** Opening MATERIAL FOR THIS TASK block **

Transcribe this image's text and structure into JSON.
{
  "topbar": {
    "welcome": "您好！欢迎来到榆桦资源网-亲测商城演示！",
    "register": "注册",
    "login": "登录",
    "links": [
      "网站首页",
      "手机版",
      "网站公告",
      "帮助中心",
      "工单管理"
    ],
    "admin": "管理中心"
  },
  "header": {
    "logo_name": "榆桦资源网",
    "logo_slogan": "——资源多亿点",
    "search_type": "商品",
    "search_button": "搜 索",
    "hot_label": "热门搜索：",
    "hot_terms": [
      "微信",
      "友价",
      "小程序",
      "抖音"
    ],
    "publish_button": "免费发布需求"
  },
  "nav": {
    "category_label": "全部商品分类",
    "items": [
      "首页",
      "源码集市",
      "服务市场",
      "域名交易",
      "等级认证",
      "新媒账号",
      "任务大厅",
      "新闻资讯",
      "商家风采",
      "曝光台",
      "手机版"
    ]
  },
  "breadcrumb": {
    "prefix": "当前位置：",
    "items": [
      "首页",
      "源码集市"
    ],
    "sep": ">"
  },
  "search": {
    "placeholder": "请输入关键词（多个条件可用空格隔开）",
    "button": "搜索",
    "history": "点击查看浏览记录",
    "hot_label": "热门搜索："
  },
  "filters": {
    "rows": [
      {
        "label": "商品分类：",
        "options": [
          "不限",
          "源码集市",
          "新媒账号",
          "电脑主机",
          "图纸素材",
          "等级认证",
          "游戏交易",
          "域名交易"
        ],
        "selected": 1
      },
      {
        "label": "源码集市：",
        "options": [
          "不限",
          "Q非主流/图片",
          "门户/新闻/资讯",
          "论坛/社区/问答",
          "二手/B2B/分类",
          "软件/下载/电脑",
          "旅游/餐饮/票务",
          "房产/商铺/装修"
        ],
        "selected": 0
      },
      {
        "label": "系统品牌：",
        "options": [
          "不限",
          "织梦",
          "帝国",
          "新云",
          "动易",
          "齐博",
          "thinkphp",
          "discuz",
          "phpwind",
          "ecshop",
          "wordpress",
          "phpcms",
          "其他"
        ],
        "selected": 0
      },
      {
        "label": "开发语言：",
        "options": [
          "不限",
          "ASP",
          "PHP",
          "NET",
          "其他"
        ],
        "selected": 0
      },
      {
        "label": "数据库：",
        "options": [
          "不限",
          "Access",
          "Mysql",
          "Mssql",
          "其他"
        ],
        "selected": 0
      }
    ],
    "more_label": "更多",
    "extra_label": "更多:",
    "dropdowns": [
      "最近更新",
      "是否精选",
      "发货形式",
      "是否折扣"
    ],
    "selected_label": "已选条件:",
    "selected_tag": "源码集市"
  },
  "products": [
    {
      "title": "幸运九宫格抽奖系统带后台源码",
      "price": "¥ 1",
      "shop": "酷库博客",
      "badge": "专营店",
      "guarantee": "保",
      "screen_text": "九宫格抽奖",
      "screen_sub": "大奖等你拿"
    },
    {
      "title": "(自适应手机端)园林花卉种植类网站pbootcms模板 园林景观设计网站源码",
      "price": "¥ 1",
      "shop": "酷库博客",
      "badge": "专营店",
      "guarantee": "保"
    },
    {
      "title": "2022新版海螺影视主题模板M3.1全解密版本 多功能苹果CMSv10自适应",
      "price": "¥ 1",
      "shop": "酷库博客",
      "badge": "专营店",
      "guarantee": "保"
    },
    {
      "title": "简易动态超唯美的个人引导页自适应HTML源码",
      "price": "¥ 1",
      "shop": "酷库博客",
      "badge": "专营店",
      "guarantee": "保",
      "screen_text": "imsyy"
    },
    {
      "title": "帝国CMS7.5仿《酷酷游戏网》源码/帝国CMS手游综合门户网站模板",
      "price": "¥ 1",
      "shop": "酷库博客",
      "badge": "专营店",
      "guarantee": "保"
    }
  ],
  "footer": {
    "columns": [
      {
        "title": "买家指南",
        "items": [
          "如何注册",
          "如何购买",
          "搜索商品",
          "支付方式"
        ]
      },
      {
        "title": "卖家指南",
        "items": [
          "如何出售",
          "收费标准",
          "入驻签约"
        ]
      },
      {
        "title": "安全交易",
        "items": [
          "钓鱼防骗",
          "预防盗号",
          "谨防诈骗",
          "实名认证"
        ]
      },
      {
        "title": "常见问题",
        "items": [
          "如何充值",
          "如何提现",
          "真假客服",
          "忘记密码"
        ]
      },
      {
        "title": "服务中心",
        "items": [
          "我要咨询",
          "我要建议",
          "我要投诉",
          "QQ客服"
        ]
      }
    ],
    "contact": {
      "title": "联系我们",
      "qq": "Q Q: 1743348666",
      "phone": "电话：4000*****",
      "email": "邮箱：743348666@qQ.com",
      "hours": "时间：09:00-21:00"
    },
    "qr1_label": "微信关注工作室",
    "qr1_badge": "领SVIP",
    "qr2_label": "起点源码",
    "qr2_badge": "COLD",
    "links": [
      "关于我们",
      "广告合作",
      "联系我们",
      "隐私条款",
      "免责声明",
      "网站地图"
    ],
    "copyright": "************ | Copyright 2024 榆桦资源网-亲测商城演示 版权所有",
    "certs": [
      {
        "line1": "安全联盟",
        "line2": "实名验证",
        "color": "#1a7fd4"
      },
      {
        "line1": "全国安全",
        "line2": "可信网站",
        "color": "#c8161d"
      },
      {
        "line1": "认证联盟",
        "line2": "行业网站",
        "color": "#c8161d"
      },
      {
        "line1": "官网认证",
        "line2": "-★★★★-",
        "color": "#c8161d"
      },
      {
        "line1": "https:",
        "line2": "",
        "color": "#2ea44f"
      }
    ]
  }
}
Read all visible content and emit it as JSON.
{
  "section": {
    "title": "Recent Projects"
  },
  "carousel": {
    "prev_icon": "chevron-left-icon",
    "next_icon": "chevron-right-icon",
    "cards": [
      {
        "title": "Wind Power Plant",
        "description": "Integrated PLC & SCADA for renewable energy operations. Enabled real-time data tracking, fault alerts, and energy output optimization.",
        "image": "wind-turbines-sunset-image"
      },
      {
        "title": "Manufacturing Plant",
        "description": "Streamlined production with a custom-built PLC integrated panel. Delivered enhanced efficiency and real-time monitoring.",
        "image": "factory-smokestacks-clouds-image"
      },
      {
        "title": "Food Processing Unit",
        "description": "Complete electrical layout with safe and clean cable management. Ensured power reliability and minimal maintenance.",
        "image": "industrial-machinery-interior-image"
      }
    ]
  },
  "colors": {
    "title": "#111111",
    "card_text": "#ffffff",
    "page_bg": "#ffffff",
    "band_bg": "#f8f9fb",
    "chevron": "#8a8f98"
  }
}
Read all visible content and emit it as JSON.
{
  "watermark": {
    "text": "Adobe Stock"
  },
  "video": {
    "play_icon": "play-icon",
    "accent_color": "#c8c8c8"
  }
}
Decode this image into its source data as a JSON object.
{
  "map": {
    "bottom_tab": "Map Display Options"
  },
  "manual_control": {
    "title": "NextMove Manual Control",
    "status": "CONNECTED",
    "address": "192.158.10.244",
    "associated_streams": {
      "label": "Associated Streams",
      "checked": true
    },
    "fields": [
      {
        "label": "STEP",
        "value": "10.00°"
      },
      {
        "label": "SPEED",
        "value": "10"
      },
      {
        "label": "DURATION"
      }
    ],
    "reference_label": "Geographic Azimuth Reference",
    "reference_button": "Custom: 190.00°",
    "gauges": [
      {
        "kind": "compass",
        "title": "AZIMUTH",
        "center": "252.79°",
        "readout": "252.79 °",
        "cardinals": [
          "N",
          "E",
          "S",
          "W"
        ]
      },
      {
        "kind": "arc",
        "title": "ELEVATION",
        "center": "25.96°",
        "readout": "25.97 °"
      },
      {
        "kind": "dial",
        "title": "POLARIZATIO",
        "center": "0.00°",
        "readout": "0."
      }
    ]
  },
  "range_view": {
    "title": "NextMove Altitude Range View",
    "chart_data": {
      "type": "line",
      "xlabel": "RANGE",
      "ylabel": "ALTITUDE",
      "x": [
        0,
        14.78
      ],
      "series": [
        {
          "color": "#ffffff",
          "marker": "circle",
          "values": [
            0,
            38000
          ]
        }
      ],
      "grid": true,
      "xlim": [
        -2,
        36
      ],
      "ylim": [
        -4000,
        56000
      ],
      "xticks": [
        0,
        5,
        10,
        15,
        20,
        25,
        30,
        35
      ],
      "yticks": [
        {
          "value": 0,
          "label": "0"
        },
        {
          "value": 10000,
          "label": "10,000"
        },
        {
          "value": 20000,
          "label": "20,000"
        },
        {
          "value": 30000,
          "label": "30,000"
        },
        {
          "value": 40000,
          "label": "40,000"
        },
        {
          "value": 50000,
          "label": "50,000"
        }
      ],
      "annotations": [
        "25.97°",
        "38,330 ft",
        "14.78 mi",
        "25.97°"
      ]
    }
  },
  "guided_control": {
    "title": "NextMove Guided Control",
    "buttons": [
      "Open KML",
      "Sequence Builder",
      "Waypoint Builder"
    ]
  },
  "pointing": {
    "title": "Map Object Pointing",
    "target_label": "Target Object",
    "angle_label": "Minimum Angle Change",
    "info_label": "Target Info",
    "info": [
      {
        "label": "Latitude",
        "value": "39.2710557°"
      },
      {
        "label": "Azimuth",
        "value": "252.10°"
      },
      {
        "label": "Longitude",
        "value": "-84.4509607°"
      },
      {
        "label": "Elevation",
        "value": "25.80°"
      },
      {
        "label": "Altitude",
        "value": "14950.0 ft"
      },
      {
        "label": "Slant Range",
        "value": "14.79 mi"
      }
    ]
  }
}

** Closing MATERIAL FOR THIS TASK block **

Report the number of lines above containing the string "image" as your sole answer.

### RESPONSE
5